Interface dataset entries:
▼
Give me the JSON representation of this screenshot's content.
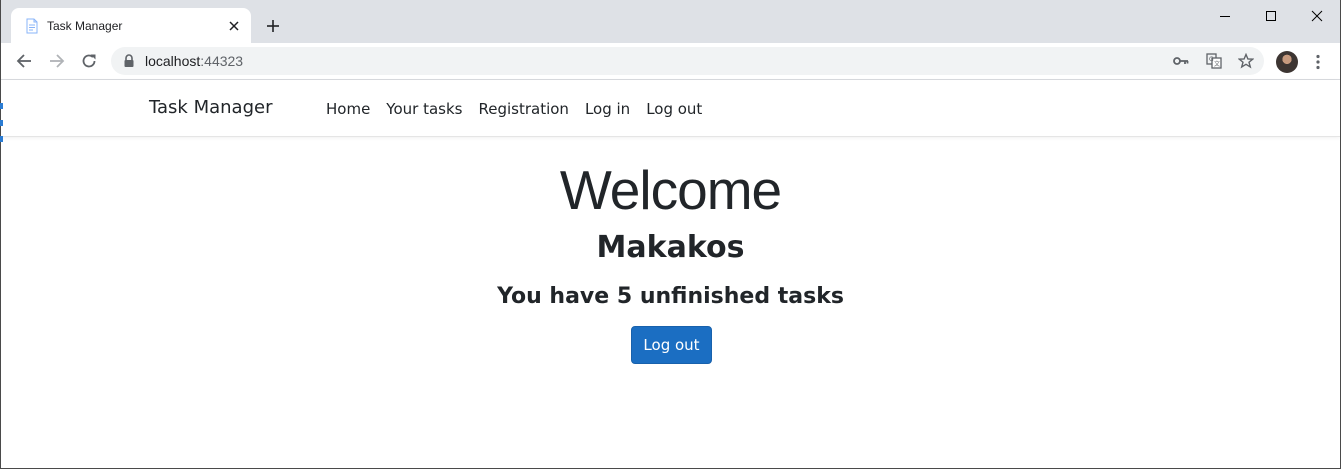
{
  "browser": {
    "tab_title": "Task Manager",
    "url_host": "localhost",
    "url_port": ":44323",
    "accent_color": "#dee1e6"
  },
  "navbar": {
    "brand": "Task Manager",
    "links": [
      "Home",
      "Your tasks",
      "Registration",
      "Log in",
      "Log out"
    ]
  },
  "main": {
    "heading": "Welcome",
    "username": "Makakos",
    "tasks_message": "You have 5 unfinished tasks",
    "logout_button": "Log out",
    "button_color": "#1b6ec2"
  },
  "icons": {
    "tab_favicon": "page-icon",
    "tab_close": "close-icon",
    "new_tab": "plus-icon",
    "minimize": "minimize-icon",
    "maximize": "maximize-icon",
    "close_window": "close-icon",
    "back": "back-arrow-icon",
    "forward": "forward-arrow-icon",
    "reload": "reload-icon",
    "lock": "lock-icon",
    "key": "key-icon",
    "translate": "translate-icon",
    "bookmark": "star-icon",
    "profile": "avatar",
    "menu": "more-vert-icon"
  }
}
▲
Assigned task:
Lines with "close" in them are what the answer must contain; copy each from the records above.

Result:
    "tab_close": "close-icon",
    "close_window": "close-icon",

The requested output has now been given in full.